§ **Problem requirements**
An exact repetition of every entry, with no images, is the required answer.

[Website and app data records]
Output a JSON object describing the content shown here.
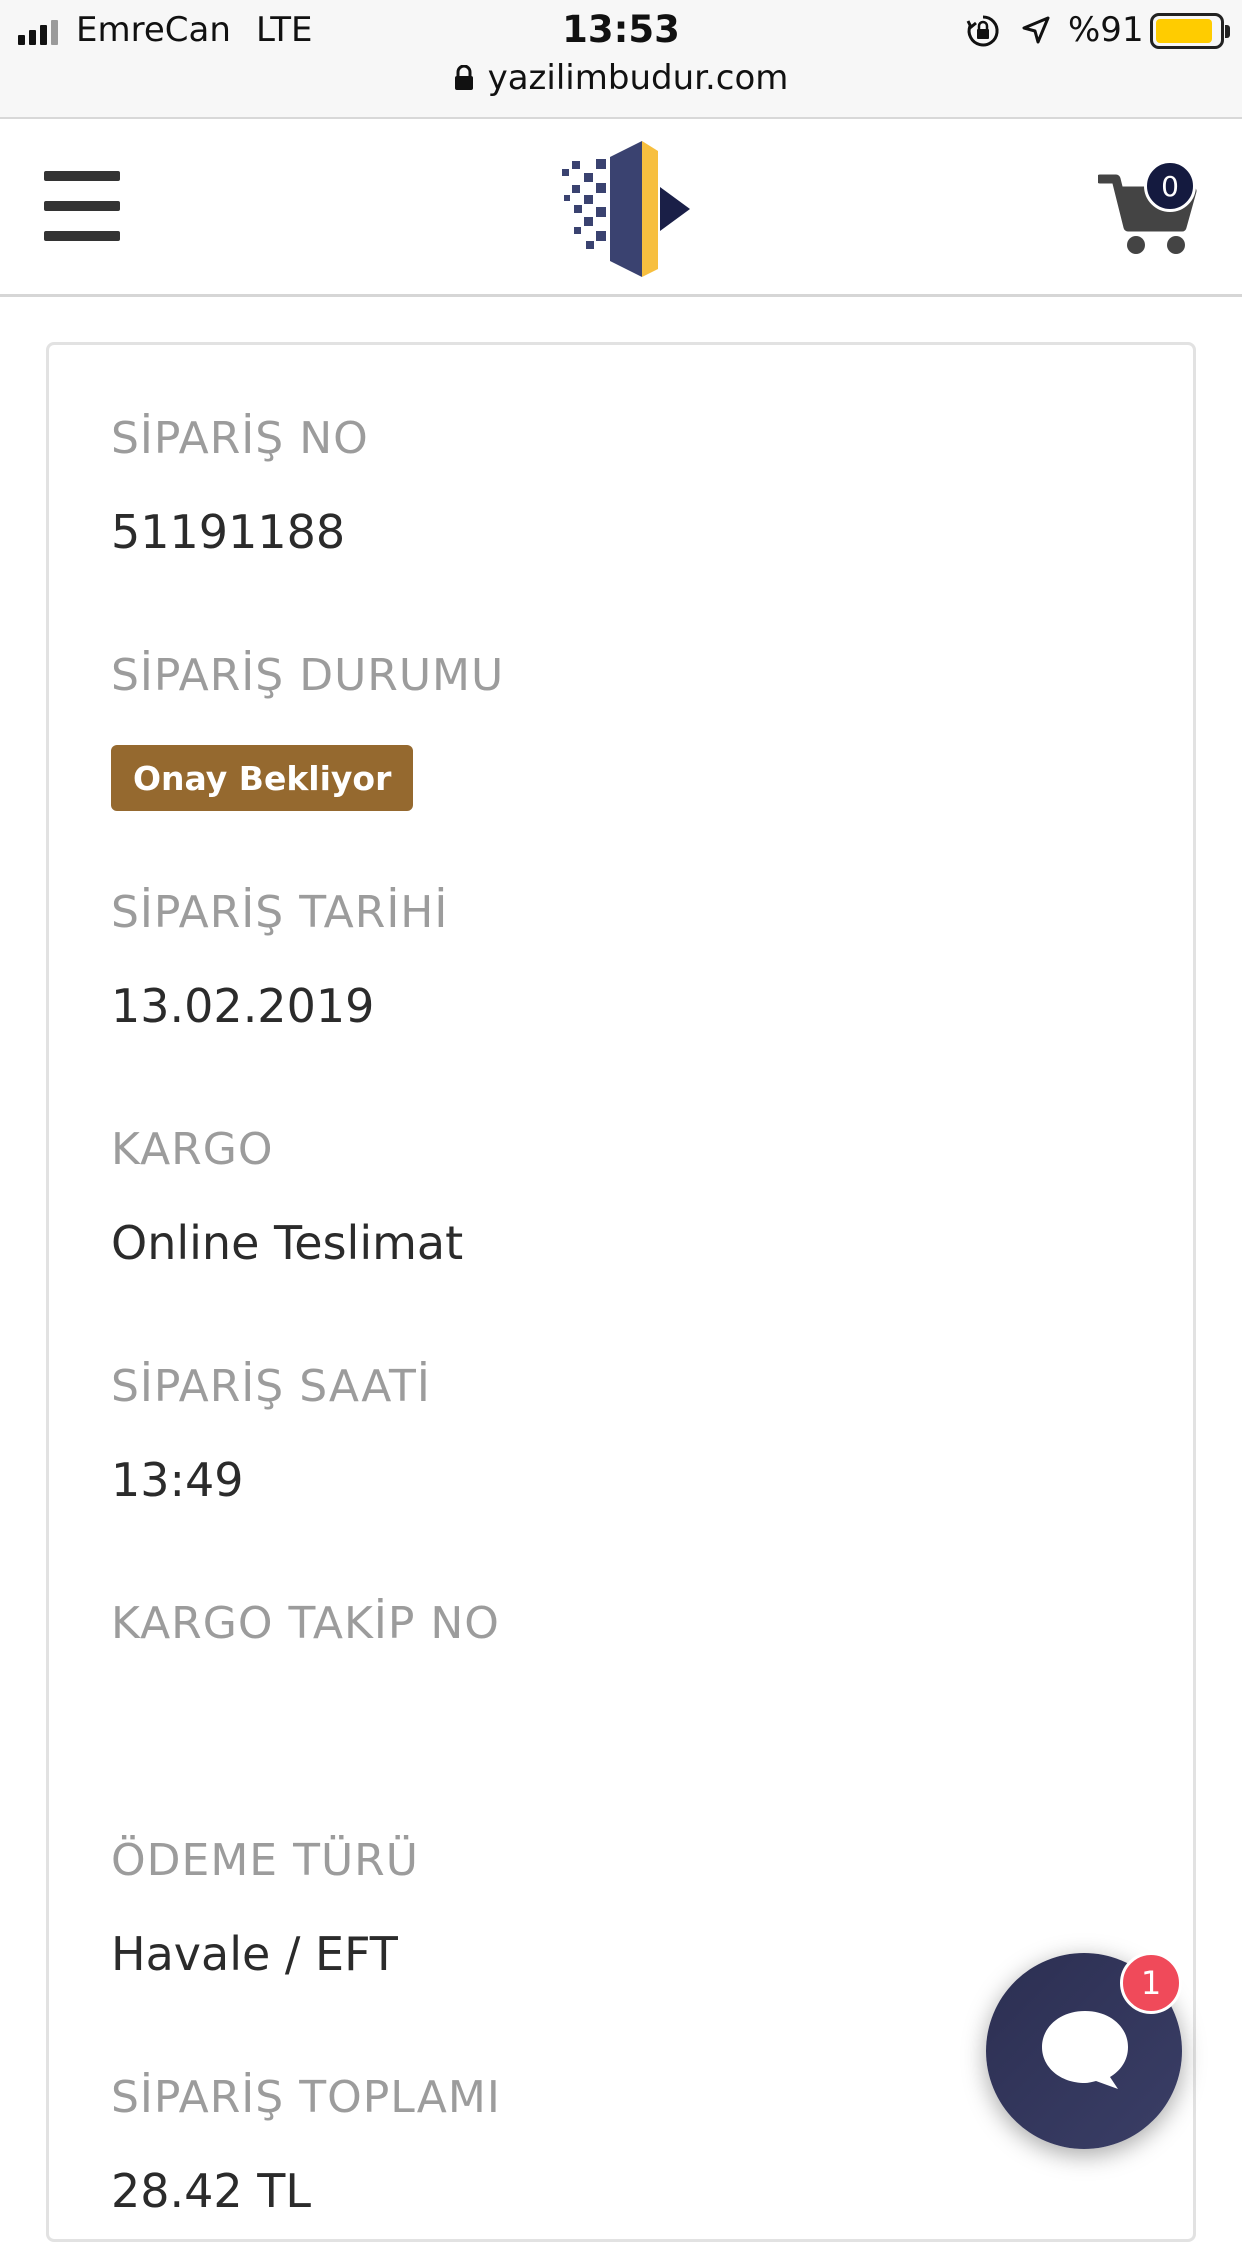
{
  "status_bar": {
    "carrier": "EmreCan",
    "network": "LTE",
    "time": "13:53",
    "battery_percent": "%91",
    "battery_level": 0.91,
    "battery_color": "#ffcc00",
    "icons": [
      "signal-bars-icon",
      "rotation-lock-icon",
      "location-arrow-icon",
      "battery-icon"
    ]
  },
  "browser": {
    "url": "yazilimbudur.com"
  },
  "header": {
    "menu_icon": "hamburger-menu-icon",
    "logo_icon": "yazilimbudur-logo",
    "cart_icon": "shopping-cart-icon",
    "cart_count": "0"
  },
  "order": {
    "fields": [
      {
        "label": "SİPARİŞ NO",
        "value": "51191188"
      },
      {
        "label": "SİPARİŞ DURUMU",
        "value": "Onay Bekliyor",
        "badge_color": "#95692f"
      },
      {
        "label": "SİPARİŞ TARİHİ",
        "value": "13.02.2019"
      },
      {
        "label": "KARGO",
        "value": "Online Teslimat"
      },
      {
        "label": "SİPARİŞ SAATİ",
        "value": "13:49"
      },
      {
        "label": "KARGO TAKİP NO",
        "value": ""
      },
      {
        "label": "ÖDEME TÜRÜ",
        "value": "Havale / EFT"
      },
      {
        "label": "SİPARİŞ TOPLAMI",
        "value": "28.42 TL"
      }
    ]
  },
  "chat": {
    "icon": "chat-bubble-icon",
    "unread_count": "1",
    "badge_color": "#f04a5a"
  }
}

§ **Written solution**
Output a JSON object describing the content shown here.
{
  "status_bar": {
    "carrier": "EmreCan",
    "network": "LTE",
    "time": "13:53",
    "battery_percent": "%91",
    "battery_level": 0.91,
    "battery_color": "#ffcc00",
    "icons": [
      "signal-bars-icon",
      "rotation-lock-icon",
      "location-arrow-icon",
      "battery-icon"
    ]
  },
  "browser": {
    "url": "yazilimbudur.com"
  },
  "header": {
    "menu_icon": "hamburger-menu-icon",
    "logo_icon": "yazilimbudur-logo",
    "cart_icon": "shopping-cart-icon",
    "cart_count": "0"
  },
  "order": {
    "fields": [
      {
        "label": "SİPARİŞ NO",
        "value": "51191188"
      },
      {
        "label": "SİPARİŞ DURUMU",
        "value": "Onay Bekliyor",
        "badge_color": "#95692f"
      },
      {
        "label": "SİPARİŞ TARİHİ",
        "value": "13.02.2019"
      },
      {
        "label": "KARGO",
        "value": "Online Teslimat"
      },
      {
        "label": "SİPARİŞ SAATİ",
        "value": "13:49"
      },
      {
        "label": "KARGO TAKİP NO",
        "value": ""
      },
      {
        "label": "ÖDEME TÜRÜ",
        "value": "Havale / EFT"
      },
      {
        "label": "SİPARİŞ TOPLAMI",
        "value": "28.42 TL"
      }
    ]
  },
  "chat": {
    "icon": "chat-bubble-icon",
    "unread_count": "1",
    "badge_color": "#f04a5a"
  }
}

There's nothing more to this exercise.